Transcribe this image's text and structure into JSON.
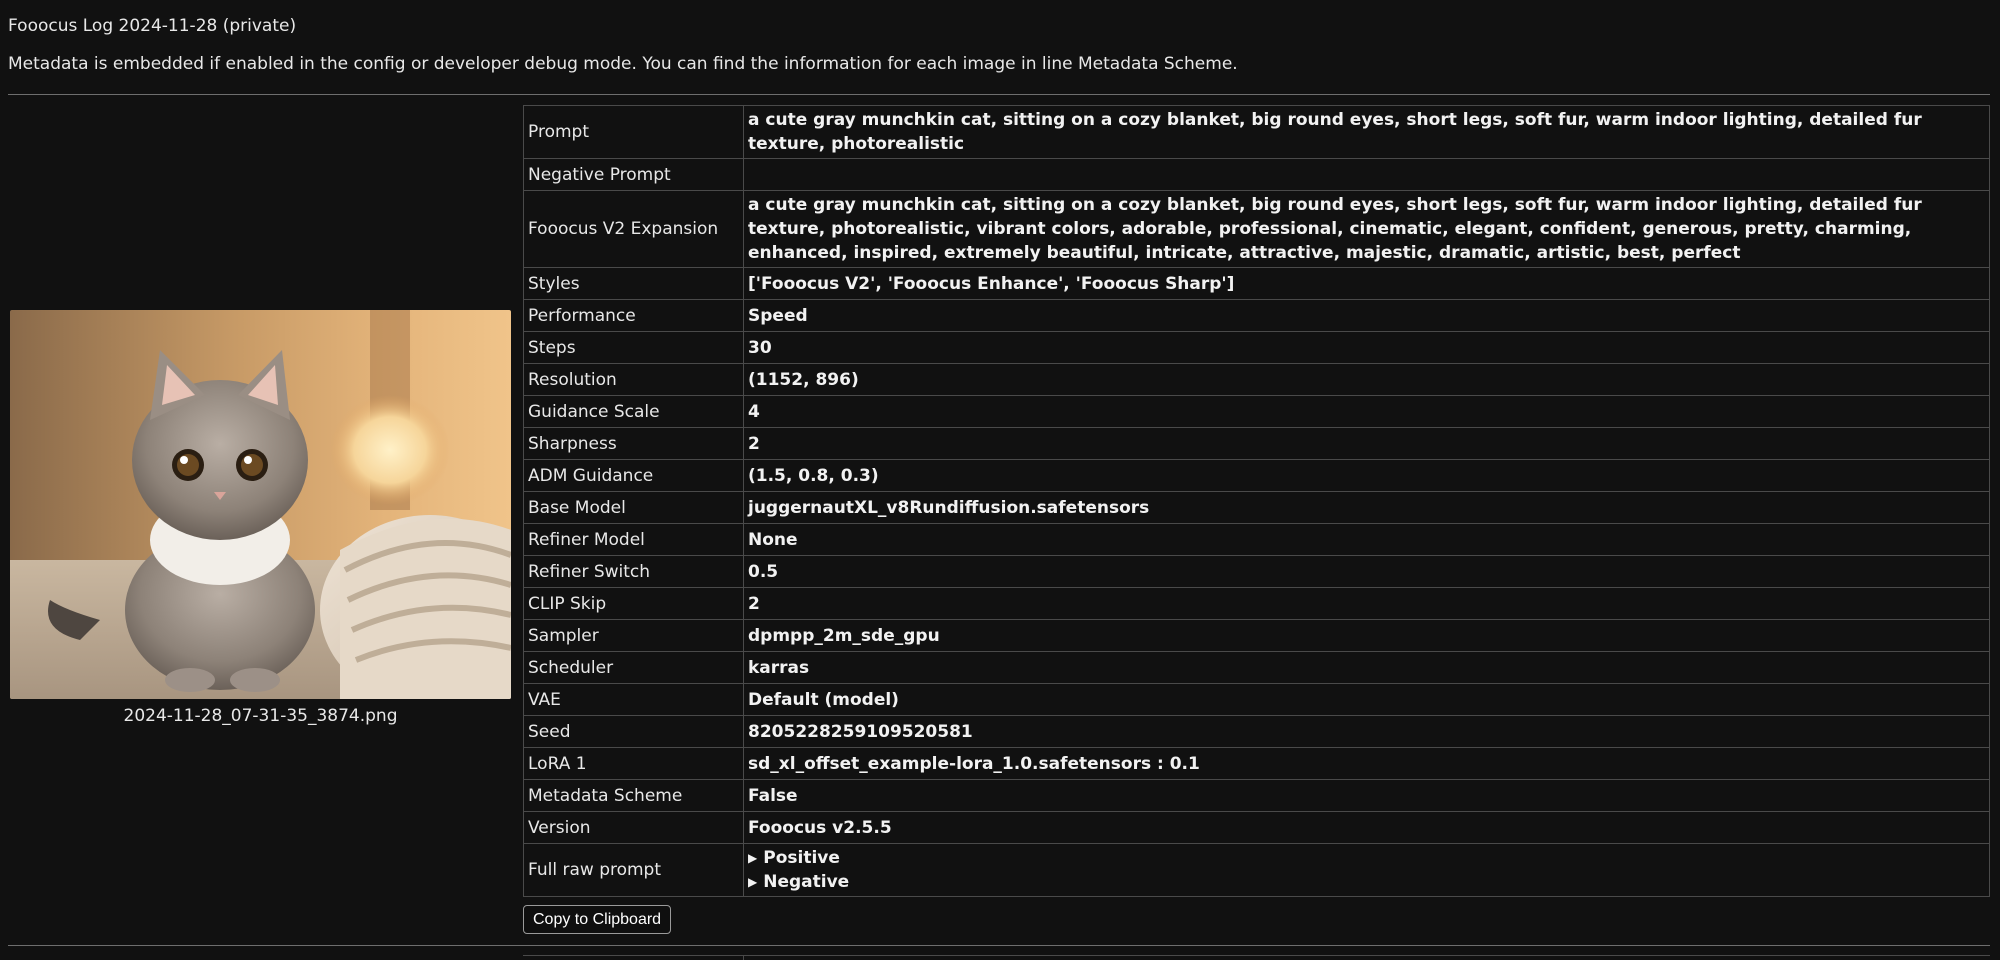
{
  "header": {
    "title": "Fooocus Log 2024-11-28 (private)",
    "description": "Metadata is embedded if enabled in the config or developer debug mode. You can find the information for each image in line Metadata Scheme."
  },
  "entry": {
    "image_alt": "gray munchkin cat on blanket",
    "filename": "2024-11-28_07-31-35_3874.png",
    "rows": [
      {
        "key": "Prompt",
        "value": "a cute gray munchkin cat, sitting on a cozy blanket, big round eyes, short legs, soft fur, warm indoor lighting, detailed fur texture, photorealistic"
      },
      {
        "key": "Negative Prompt",
        "value": ""
      },
      {
        "key": "Fooocus V2 Expansion",
        "value": "a cute gray munchkin cat, sitting on a cozy blanket, big round eyes, short legs, soft fur, warm indoor lighting, detailed fur texture, photorealistic, vibrant colors, adorable, professional, cinematic, elegant, confident, generous, pretty, charming, enhanced, inspired, extremely beautiful, intricate, attractive, majestic, dramatic, artistic, best, perfect"
      },
      {
        "key": "Styles",
        "value": "['Fooocus V2', 'Fooocus Enhance', 'Fooocus Sharp']"
      },
      {
        "key": "Performance",
        "value": "Speed"
      },
      {
        "key": "Steps",
        "value": "30"
      },
      {
        "key": "Resolution",
        "value": "(1152, 896)"
      },
      {
        "key": "Guidance Scale",
        "value": "4"
      },
      {
        "key": "Sharpness",
        "value": "2"
      },
      {
        "key": "ADM Guidance",
        "value": "(1.5, 0.8, 0.3)"
      },
      {
        "key": "Base Model",
        "value": "juggernautXL_v8Rundiffusion.safetensors"
      },
      {
        "key": "Refiner Model",
        "value": "None"
      },
      {
        "key": "Refiner Switch",
        "value": "0.5"
      },
      {
        "key": "CLIP Skip",
        "value": "2"
      },
      {
        "key": "Sampler",
        "value": "dpmpp_2m_sde_gpu"
      },
      {
        "key": "Scheduler",
        "value": "karras"
      },
      {
        "key": "VAE",
        "value": "Default (model)"
      },
      {
        "key": "Seed",
        "value": "8205228259109520581"
      },
      {
        "key": "LoRA 1",
        "value": "sd_xl_offset_example-lora_1.0.safetensors : 0.1"
      },
      {
        "key": "Metadata Scheme",
        "value": "False"
      },
      {
        "key": "Version",
        "value": "Fooocus v2.5.5"
      }
    ],
    "raw_prompt": {
      "key": "Full raw prompt",
      "positive_label": "Positive",
      "negative_label": "Negative",
      "triangle_icon": "▶"
    },
    "copy_button_label": "Copy to Clipboard"
  },
  "colors": {
    "background": "#111111",
    "border": "#4a4a4a",
    "text": "#e8e8e8"
  }
}
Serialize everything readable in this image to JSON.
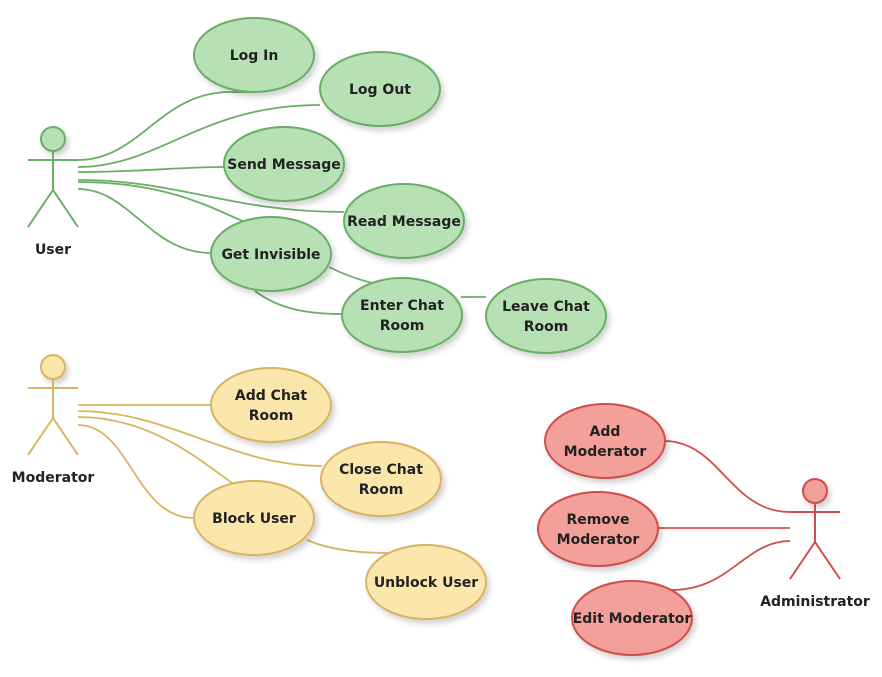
{
  "diagram": {
    "type": "use-case",
    "colors": {
      "user": {
        "fill": "#b7e1b5",
        "stroke": "#6aae66"
      },
      "moderator": {
        "fill": "#fbe6ac",
        "stroke": "#d8b460"
      },
      "administrator": {
        "fill": "#f4a09a",
        "stroke": "#cf4e4b"
      }
    },
    "actors": [
      {
        "id": "user",
        "label": "User"
      },
      {
        "id": "moderator",
        "label": "Moderator"
      },
      {
        "id": "administrator",
        "label": "Administrator"
      }
    ],
    "use_cases": [
      {
        "id": "log-in",
        "lines": [
          "Log In"
        ],
        "group": "user"
      },
      {
        "id": "log-out",
        "lines": [
          "Log Out"
        ],
        "group": "user"
      },
      {
        "id": "send-message",
        "lines": [
          "Send Message"
        ],
        "group": "user"
      },
      {
        "id": "read-message",
        "lines": [
          "Read Message"
        ],
        "group": "user"
      },
      {
        "id": "get-invisible",
        "lines": [
          "Get Invisible"
        ],
        "group": "user"
      },
      {
        "id": "enter-chat-room",
        "lines": [
          "Enter Chat",
          "Room"
        ],
        "group": "user"
      },
      {
        "id": "leave-chat-room",
        "lines": [
          "Leave Chat",
          "Room"
        ],
        "group": "user"
      },
      {
        "id": "add-chat-room",
        "lines": [
          "Add Chat",
          "Room"
        ],
        "group": "moderator"
      },
      {
        "id": "close-chat-room",
        "lines": [
          "Close Chat",
          "Room"
        ],
        "group": "moderator"
      },
      {
        "id": "block-user",
        "lines": [
          "Block User"
        ],
        "group": "moderator"
      },
      {
        "id": "unblock-user",
        "lines": [
          "Unblock User"
        ],
        "group": "moderator"
      },
      {
        "id": "add-moderator",
        "lines": [
          "Add",
          "Moderator"
        ],
        "group": "administrator"
      },
      {
        "id": "remove-moderator",
        "lines": [
          "Remove",
          "Moderator"
        ],
        "group": "administrator"
      },
      {
        "id": "edit-moderator",
        "lines": [
          "Edit Moderator"
        ],
        "group": "administrator"
      }
    ],
    "associations": [
      [
        "user",
        "log-in"
      ],
      [
        "user",
        "log-out"
      ],
      [
        "user",
        "send-message"
      ],
      [
        "user",
        "read-message"
      ],
      [
        "user",
        "get-invisible"
      ],
      [
        "user",
        "enter-chat-room"
      ],
      [
        "get-invisible",
        "enter-chat-room"
      ],
      [
        "enter-chat-room",
        "leave-chat-room"
      ],
      [
        "moderator",
        "add-chat-room"
      ],
      [
        "moderator",
        "close-chat-room"
      ],
      [
        "moderator",
        "block-user"
      ],
      [
        "block-user",
        "unblock-user"
      ],
      [
        "administrator",
        "add-moderator"
      ],
      [
        "administrator",
        "remove-moderator"
      ],
      [
        "administrator",
        "edit-moderator"
      ]
    ]
  }
}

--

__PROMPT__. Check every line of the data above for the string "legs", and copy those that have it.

__SOLUTION TO THIS TASK__.
        "value": "a cute gray munchkin cat, sitting on a cozy blanket, big round eyes, short legs, soft fur, warm indoor lighting, detailed fur texture, photorealistic"
        "value": "a cute gray munchkin cat, sitting on a cozy blanket, big round eyes, short legs, soft fur, warm indoor lighting, detailed fur texture, photorealistic, vibrant colors, adorable, professional, cinematic, elegant, confident, generous, pretty, charming, enhanced, inspired, extremely beautiful, intricate, attractive, majestic, dramatic, artistic, best, perfect"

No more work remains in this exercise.